Bil’s rating (out of 5): BB.5.
Australia, 2011. Paper Bark Films Pty. Ltd.. Screenplay by Judy Morris, based on the novel by Patricia White. Cinematography by Ian Baker. Produced by Gregory Read, Antony Waddington. Music by Paul Grabowsky. Production Design by Melinda Doring. Costume Design by Alban Farrawell. Film Editing by Kate Williams. Toronto International Film Festival 2011.

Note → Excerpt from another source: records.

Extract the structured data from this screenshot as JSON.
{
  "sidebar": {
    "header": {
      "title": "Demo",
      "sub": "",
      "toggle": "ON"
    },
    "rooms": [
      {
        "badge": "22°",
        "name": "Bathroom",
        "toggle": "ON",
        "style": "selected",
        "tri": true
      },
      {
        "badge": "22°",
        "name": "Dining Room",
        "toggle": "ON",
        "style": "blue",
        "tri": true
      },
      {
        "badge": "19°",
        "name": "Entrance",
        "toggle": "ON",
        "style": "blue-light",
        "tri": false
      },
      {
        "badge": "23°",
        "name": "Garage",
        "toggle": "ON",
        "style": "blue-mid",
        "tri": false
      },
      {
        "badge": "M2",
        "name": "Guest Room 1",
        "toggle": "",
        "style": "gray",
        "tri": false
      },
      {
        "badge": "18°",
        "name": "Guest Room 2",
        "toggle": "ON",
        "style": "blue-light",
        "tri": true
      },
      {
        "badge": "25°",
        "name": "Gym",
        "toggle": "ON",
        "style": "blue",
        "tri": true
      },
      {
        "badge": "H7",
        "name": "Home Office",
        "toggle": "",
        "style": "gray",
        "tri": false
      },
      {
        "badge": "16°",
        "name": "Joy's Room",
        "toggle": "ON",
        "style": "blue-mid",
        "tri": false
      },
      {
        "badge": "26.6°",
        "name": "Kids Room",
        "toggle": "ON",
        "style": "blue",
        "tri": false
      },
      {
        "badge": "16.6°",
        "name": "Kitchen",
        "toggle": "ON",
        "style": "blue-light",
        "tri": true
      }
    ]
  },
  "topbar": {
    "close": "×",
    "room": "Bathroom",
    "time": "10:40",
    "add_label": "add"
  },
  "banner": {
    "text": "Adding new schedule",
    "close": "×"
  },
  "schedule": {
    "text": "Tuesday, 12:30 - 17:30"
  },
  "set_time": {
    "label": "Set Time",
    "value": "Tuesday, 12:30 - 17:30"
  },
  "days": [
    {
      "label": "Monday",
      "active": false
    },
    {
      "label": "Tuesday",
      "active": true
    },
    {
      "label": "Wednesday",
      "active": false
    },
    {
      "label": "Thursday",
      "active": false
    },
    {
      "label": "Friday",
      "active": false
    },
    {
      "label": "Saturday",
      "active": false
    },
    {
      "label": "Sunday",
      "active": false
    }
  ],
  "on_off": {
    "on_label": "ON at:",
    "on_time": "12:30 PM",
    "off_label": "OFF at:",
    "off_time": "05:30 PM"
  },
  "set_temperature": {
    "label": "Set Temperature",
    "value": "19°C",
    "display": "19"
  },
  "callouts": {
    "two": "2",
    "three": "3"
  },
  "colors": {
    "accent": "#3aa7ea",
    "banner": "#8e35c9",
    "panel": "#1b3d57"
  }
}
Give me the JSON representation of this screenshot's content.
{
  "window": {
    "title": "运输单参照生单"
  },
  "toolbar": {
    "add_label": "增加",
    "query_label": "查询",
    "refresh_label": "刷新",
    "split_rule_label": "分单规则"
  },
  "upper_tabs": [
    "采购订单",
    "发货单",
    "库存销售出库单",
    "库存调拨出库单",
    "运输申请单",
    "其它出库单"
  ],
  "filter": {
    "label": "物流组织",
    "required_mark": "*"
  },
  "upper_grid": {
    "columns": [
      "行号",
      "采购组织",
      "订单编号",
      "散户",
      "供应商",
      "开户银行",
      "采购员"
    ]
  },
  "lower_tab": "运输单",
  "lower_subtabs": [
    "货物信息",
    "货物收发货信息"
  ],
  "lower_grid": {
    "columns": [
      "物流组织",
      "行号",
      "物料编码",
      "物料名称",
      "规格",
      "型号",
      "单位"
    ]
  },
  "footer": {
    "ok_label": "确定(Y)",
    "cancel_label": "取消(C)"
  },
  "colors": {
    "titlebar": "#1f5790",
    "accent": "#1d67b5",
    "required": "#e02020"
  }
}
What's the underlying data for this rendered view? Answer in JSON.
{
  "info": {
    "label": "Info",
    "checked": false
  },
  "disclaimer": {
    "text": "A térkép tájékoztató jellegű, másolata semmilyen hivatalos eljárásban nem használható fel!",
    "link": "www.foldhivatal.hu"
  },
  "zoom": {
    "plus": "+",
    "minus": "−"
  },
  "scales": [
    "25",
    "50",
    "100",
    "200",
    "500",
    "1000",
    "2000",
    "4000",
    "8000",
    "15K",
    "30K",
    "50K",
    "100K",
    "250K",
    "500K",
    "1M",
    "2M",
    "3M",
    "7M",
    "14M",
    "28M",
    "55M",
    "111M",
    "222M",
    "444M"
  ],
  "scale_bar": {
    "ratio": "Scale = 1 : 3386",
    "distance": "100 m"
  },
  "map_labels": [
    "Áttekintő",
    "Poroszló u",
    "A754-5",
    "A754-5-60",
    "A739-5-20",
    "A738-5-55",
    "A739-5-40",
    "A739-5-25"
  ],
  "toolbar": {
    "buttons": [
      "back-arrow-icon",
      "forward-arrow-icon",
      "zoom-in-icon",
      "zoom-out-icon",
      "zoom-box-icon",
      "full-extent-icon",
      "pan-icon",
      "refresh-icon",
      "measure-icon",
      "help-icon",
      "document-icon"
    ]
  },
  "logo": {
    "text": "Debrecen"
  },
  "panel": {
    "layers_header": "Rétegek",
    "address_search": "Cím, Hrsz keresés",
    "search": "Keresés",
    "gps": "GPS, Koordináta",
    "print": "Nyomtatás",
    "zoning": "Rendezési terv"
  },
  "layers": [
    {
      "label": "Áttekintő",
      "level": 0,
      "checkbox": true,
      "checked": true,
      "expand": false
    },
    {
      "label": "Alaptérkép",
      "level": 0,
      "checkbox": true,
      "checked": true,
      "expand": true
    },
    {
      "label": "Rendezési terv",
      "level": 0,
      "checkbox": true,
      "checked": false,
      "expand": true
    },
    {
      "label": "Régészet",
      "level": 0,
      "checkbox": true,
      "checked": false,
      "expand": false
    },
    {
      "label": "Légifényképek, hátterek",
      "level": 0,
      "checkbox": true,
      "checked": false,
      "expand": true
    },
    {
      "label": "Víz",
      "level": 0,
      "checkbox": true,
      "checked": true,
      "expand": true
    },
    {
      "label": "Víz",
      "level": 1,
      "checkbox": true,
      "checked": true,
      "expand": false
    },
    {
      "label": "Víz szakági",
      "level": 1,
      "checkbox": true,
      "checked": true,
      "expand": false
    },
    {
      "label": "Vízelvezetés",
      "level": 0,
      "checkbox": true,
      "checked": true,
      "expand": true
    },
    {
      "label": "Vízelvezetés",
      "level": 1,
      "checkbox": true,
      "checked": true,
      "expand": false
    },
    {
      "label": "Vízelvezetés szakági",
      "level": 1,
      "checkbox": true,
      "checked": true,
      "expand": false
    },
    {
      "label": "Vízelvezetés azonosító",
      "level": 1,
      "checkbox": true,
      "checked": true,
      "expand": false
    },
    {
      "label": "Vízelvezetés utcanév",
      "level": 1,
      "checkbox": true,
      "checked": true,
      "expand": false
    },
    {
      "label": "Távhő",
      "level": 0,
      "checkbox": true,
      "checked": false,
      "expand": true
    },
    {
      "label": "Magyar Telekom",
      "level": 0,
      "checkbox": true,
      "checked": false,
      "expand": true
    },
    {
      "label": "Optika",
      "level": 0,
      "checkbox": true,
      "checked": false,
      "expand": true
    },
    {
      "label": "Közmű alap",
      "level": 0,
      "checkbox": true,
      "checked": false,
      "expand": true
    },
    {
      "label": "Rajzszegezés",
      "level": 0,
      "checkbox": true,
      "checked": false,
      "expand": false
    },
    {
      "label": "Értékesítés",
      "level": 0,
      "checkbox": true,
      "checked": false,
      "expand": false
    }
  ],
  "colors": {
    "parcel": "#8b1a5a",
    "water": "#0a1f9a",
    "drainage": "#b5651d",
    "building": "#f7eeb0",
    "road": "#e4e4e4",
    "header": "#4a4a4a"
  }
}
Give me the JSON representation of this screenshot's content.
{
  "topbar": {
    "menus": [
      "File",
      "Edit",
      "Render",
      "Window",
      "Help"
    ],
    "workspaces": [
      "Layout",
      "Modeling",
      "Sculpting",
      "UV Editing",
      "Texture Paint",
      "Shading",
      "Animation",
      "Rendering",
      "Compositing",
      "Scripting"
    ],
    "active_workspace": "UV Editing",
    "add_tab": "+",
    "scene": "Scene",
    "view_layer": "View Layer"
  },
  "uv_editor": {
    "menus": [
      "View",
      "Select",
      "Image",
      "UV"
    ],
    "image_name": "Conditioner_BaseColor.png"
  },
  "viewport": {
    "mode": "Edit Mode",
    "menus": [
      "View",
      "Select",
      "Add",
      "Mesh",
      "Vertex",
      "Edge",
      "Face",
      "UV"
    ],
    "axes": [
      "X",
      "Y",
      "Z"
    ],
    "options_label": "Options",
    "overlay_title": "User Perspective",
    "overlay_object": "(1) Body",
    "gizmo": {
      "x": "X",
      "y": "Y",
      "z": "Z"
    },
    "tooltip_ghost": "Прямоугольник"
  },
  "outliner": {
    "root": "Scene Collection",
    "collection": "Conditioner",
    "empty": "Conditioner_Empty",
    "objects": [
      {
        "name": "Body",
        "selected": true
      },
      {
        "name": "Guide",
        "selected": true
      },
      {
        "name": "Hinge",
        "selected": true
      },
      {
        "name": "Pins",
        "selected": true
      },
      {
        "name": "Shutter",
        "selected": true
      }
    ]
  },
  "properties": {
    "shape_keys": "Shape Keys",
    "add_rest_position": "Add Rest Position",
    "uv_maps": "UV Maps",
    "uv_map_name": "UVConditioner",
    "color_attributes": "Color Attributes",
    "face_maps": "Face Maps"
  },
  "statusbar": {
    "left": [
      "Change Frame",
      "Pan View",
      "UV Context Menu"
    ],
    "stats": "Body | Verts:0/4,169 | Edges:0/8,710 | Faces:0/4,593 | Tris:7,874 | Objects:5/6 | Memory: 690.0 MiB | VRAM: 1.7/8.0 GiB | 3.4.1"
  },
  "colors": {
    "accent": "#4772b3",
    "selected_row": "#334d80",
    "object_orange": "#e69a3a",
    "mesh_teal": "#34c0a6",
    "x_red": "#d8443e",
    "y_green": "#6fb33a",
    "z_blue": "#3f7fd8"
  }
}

Geoffrey Rush is an aging actor still playing the bed-hopping cad, and his sister Judy Davis is an impoverished princess abandoned by her prince husband. Their mother Charlotte Rampling lies languishing in bed in her mansion in Sydney and her children come home to visit for what they expect to be her final days; they’re also hoping it will be a lucrative trip considering that they stand to inherit quite a fortune when she pops her clogs. Getting to know this complicated matriarch better, we realize that we cannot really blame her children for being so callous; given that she tells her son she never sees his performances for fear that he will be terrible, or that she has in the past taken men away from her daughter, it’s quite possible she was never exactly the model of docile motherhood worth grieving over. On the other hand, she also seems to have gotten more out of life than they have, in their frightened and pent-up ways, and even now in her dementia, bedridden and relegated to getting her German maid to dress up and perform cabaret numbers for her, is possibly enjoying life more than her children. This adaptation of the novel by Patrick White features no end of subtle character quirks and interesting turns of plot, including sideline stories involving domestic staff who get involved in the lives of their employers. Davis is particularly excellent as (what else) the frustrated and neurotic daughter who cannot let her anger with her mother go, so why is this film so incredibly boring? Fred Schepisi paces it at a snail’s lope, possibly under the impression that his characters are a lot more sympathetic than they actually are; nobody here is interesting enough, and the plot works towards a reconciliation between estranged people whose coming together means absolutely nothing to the audience in the end. This makes it a chore to sit through, though the acting is particularly fine and, for a film that takes place in 1972, it does a better job of actually looking like the seventies than anything I have seen in a long time.